            "Floor mats will displace some of the volume; is that a factor to be considered?"
                Demonstrates continued thinking through this problem for the accuracy of your
                 findings and you have a sense of concern for details in your work.
            "Once I have these values I can calculate the compression, volume and then
             determine the marshmallow quantity required to meet your needs."
                You confirmed how to finish the challenge by doing junior high school math.

    3.  The Nine Balls Question
         There are nine metal balls which look and feel alike yet one is heavier.  You have
        a two pan scale to determine which ball is the heaviest.  What is the minimum
        number of weighings required to find the heaviest ball?

         A response that will keep you in the competition can be:
            "Theoretically it is possible to determine this, with luck, on the first weighing
             for if the pans are balanced, with four balls in each pan, the heaviest ball is the
             is the one on the table making the minimal number of tries ONE."
The information below is added value to you should it also be asked:

             Assuming with the odds against us with luck alone, I will randomly select four
             balls of the nine for the first pan, another four for the second."
                If the heaviest ball was NOT in the eight selected, the scale will show the
                 pans are balanced.  Therefore it is possible the heaviest ball is found in the first
                 try making that the minimum number of possible tries.  However continue with
                 the discussion to show a complete through process and presumption that 'dumb
                 luck" may not be a valid assumption to have for the first effort.
            "If not balanced, I will discard the four in the higher of the two scale plans then
                remove two balls from the lower pan for placement in the other scale pan."
                By virtue of this weighing, we know the ball not weighed is not the heaviest.
                 This effort will determine which pan with two balls has the heaviest ball.
            "A final weighing is required to determine the ball in the heaviest pan."
                The lowest hanging pan contains the heaviest ball.
            "Your question was the minimal number of tries, as as stated that was one.  To
             show my total thought process .
           Many people, when asked this question, will provide the MAXIMUM number of
           attempts to find the heaviest ball because of the question wording.  While the
           question is not misleading, we automatically jump to an assumption all of the
           balls must be weighted to reach the MINIMUM number of weights.

           This is a test not of your logical thinking or ability to provide a process but to
           listen to and think through the problem before answering.

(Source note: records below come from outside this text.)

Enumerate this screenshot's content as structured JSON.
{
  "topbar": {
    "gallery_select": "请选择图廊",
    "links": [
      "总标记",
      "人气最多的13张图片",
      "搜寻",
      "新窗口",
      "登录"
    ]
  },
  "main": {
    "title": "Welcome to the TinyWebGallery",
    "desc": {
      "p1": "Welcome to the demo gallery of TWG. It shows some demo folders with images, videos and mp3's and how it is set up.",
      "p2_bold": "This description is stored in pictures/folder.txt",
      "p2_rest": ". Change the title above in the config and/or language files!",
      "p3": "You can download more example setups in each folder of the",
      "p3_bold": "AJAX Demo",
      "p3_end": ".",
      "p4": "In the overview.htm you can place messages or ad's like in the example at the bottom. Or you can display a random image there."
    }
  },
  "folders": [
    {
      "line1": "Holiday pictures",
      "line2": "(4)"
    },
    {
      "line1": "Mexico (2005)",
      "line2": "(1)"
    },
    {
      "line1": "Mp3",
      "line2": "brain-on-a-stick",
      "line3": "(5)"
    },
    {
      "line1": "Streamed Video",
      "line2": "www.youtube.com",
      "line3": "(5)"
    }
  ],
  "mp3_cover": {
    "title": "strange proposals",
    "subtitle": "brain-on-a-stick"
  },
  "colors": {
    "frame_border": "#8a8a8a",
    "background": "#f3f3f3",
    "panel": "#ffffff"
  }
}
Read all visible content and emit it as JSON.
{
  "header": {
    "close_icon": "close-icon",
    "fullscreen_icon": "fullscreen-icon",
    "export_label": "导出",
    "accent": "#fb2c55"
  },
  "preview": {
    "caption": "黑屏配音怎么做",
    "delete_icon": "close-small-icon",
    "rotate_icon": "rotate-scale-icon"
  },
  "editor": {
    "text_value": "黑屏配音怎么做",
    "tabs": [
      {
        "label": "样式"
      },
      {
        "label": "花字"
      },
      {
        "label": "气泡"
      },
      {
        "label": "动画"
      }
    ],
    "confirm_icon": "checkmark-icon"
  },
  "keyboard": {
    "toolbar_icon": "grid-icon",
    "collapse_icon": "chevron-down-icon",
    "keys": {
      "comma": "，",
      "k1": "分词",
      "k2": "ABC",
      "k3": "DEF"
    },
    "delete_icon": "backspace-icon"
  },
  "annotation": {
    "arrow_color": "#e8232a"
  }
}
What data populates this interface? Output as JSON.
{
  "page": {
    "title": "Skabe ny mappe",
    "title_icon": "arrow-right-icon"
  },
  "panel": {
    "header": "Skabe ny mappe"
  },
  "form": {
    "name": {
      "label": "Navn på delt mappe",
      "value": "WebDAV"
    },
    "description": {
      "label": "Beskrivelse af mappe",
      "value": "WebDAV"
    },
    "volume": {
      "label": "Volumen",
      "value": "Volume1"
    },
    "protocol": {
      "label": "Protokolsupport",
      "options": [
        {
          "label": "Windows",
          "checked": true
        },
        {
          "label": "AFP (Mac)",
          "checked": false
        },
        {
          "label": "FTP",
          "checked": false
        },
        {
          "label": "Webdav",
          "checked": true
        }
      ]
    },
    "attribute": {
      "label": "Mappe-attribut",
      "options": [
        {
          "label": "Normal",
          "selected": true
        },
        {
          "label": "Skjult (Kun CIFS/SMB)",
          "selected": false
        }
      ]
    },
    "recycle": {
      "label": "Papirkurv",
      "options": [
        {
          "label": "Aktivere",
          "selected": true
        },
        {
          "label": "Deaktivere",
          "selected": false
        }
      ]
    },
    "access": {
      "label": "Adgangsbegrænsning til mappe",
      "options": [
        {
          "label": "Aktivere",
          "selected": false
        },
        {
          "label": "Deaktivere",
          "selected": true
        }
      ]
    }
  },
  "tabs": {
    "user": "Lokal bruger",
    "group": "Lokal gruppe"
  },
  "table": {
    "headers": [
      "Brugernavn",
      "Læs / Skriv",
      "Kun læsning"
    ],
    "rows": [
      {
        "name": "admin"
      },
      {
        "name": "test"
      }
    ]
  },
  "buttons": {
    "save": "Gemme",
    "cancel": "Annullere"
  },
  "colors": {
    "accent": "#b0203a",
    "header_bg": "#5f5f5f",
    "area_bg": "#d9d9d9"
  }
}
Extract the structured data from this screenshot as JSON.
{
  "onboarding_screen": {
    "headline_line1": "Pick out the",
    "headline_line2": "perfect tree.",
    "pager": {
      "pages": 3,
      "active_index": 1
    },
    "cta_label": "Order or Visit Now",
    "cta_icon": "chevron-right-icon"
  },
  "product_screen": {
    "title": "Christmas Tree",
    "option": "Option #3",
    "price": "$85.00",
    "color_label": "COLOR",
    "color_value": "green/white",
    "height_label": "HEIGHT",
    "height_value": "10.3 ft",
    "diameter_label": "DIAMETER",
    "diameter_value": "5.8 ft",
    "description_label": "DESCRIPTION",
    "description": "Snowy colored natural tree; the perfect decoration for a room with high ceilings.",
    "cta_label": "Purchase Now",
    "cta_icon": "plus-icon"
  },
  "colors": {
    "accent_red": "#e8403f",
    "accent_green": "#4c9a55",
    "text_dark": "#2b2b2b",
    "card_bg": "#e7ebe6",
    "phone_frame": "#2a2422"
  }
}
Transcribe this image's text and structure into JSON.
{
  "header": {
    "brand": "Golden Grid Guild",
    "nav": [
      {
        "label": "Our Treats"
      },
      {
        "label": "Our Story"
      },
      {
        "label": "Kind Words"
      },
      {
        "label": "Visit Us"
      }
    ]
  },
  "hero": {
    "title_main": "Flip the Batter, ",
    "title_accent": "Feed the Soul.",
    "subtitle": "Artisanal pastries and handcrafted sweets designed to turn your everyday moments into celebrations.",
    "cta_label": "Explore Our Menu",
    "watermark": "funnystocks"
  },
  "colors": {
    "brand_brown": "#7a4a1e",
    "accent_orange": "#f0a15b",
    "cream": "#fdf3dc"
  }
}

    The secret to answering these questions is to:
       a)  reaffirm you heard the question correctly and have not left anyting out.
       b)  think about the problem before blerting out your first answer.
       c)  organize your answer to explain you through process just in case
            you're wrong!  Having the correct answer is ideal but having the
            thought process to solve the problem is nearly as important.